# TASK REQUIREMENTS:
Search the records for the string "Akron", and show each line where it appears.
BEGIN
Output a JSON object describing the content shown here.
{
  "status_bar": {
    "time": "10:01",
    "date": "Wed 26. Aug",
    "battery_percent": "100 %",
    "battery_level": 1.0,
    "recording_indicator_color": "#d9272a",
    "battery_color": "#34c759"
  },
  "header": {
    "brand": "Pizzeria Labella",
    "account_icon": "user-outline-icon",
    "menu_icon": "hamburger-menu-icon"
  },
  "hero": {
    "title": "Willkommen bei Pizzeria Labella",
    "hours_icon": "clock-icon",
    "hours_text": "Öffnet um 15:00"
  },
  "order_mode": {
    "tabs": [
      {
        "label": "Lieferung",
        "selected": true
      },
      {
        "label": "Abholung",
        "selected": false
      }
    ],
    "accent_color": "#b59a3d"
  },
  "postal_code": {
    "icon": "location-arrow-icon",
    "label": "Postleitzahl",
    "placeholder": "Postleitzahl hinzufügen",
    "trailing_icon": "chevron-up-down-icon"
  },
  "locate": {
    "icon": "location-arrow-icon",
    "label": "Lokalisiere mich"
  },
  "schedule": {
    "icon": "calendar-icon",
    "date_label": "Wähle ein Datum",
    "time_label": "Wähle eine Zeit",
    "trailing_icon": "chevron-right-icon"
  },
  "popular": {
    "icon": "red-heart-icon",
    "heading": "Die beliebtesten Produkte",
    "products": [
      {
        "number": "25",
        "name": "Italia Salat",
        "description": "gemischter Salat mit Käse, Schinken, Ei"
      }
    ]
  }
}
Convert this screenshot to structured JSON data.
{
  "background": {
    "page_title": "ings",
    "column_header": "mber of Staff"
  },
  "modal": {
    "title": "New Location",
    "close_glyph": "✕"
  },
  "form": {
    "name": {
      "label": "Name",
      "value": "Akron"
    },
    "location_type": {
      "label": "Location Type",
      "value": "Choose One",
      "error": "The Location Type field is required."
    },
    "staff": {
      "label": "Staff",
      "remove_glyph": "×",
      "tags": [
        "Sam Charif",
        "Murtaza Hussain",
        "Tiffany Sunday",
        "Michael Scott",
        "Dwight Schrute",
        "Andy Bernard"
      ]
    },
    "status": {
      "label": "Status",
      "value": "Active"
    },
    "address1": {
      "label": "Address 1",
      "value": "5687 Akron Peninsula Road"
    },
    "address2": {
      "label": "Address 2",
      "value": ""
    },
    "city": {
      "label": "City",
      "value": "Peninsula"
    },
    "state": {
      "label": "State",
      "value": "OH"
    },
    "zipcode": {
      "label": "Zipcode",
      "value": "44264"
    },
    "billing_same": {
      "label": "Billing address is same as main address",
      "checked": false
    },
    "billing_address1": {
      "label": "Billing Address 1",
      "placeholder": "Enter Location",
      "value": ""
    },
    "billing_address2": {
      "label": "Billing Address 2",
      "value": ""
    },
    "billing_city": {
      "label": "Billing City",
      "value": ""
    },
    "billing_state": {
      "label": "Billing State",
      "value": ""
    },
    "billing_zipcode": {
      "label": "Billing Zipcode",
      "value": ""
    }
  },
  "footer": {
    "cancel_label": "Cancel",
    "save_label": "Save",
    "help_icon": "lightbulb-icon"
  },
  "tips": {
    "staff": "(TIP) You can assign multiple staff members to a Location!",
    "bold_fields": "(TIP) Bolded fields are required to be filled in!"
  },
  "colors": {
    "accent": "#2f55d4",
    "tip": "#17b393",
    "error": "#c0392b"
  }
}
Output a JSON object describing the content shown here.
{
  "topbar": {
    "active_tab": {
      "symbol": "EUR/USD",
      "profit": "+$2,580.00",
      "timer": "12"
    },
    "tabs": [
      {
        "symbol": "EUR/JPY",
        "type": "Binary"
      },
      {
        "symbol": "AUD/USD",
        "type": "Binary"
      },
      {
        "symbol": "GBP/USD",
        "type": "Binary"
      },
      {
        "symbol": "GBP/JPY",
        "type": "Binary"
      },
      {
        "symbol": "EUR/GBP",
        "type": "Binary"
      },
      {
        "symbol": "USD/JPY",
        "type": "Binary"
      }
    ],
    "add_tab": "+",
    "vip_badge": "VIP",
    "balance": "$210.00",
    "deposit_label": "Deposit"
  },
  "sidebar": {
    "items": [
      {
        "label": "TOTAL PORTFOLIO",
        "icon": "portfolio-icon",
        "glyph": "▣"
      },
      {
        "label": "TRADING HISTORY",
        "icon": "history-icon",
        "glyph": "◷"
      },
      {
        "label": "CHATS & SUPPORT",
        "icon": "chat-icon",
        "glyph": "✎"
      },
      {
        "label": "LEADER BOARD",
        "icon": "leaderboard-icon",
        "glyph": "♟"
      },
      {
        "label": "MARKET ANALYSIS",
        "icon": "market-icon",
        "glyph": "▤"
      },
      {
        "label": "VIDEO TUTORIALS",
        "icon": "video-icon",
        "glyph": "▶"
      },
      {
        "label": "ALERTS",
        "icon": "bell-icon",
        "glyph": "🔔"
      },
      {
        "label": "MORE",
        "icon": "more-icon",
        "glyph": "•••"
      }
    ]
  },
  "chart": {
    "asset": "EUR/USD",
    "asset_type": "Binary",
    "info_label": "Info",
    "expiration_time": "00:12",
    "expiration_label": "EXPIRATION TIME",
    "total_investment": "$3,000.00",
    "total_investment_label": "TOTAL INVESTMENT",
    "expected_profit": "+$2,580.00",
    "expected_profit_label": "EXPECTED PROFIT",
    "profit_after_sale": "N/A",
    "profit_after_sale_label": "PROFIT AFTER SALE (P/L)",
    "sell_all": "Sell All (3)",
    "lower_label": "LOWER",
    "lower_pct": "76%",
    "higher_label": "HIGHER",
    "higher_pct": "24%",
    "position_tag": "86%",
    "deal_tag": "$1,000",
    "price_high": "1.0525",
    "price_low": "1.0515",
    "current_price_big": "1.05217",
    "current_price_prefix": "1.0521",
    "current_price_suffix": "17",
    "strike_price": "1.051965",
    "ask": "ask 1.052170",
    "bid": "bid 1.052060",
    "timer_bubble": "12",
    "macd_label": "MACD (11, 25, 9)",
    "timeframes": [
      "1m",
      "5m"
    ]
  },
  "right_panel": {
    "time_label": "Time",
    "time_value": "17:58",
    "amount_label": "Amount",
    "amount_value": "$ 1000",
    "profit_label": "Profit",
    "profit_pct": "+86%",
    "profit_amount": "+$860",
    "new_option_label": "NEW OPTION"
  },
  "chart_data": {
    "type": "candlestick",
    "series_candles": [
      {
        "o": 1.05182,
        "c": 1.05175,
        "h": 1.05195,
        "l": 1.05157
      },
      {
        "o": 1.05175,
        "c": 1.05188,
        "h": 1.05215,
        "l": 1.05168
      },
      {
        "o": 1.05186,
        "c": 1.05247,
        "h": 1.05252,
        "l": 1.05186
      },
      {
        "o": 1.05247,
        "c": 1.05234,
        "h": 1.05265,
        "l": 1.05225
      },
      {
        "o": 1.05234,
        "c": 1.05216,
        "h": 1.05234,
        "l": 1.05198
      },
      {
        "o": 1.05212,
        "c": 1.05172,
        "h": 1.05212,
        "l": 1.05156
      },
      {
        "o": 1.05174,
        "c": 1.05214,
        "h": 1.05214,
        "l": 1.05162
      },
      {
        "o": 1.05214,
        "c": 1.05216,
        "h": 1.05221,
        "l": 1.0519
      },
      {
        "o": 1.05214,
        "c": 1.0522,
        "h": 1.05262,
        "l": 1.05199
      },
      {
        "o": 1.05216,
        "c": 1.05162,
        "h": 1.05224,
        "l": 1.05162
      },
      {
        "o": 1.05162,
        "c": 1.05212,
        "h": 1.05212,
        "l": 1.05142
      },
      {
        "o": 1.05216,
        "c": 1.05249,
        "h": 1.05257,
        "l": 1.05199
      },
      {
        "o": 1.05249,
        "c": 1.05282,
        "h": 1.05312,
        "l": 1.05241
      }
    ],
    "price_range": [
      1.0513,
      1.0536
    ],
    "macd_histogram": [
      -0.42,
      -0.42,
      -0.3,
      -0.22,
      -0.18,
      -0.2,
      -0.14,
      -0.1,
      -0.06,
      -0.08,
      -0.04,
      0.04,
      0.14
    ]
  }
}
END
# RESULT OF THIS TASK:
      "value": "Akron"
      "value": "5687 Akron Peninsula Road"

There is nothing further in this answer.